Entries from a dataset of interfaces

+ + + + + + +

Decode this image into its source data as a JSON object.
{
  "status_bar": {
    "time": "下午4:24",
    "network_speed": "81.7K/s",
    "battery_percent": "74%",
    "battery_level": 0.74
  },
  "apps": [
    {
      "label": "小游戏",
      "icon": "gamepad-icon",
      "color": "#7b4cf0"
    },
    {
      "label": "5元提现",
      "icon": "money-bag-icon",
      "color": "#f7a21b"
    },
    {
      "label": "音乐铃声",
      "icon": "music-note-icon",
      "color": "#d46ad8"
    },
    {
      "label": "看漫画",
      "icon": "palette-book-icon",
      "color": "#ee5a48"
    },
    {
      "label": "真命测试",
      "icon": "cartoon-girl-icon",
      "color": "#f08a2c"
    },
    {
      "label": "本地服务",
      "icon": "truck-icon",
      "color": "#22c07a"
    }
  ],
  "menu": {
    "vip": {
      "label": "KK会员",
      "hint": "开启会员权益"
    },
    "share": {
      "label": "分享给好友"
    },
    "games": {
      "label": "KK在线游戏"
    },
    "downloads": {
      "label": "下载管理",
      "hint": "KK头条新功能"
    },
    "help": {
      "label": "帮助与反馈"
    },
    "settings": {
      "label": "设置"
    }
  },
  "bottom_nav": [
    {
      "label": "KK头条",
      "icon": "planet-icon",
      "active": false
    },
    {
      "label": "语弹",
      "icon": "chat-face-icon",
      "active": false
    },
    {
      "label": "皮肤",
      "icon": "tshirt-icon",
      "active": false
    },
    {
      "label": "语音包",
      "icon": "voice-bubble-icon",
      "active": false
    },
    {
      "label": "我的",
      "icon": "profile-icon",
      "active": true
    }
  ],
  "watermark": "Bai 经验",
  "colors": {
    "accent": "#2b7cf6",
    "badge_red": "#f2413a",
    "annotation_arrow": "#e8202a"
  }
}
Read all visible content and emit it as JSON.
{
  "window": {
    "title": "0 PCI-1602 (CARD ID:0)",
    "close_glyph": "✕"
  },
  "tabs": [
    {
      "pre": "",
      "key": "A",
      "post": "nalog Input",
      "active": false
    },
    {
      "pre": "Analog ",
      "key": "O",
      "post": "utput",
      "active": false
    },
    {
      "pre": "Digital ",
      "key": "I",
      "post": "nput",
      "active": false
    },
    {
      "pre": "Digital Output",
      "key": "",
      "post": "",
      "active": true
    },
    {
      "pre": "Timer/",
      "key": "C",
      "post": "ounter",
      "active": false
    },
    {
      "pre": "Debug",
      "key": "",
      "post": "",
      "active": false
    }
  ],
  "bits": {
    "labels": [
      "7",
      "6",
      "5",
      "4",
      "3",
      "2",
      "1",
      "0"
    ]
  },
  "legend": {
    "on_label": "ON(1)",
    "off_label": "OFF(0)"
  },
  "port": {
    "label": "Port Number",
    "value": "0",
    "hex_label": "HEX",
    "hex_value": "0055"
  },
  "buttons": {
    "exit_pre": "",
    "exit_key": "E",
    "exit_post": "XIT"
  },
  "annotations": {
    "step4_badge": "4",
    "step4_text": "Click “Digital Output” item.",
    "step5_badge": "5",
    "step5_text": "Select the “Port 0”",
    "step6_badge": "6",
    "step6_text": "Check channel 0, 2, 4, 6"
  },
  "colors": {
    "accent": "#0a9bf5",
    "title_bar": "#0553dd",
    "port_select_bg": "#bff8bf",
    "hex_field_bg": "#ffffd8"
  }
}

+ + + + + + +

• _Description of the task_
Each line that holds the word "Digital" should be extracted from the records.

• _Solution_
      "pre": "Digital ",
      "pre": "Digital Output",
    "step4_text": "Click “Digital Output” item.",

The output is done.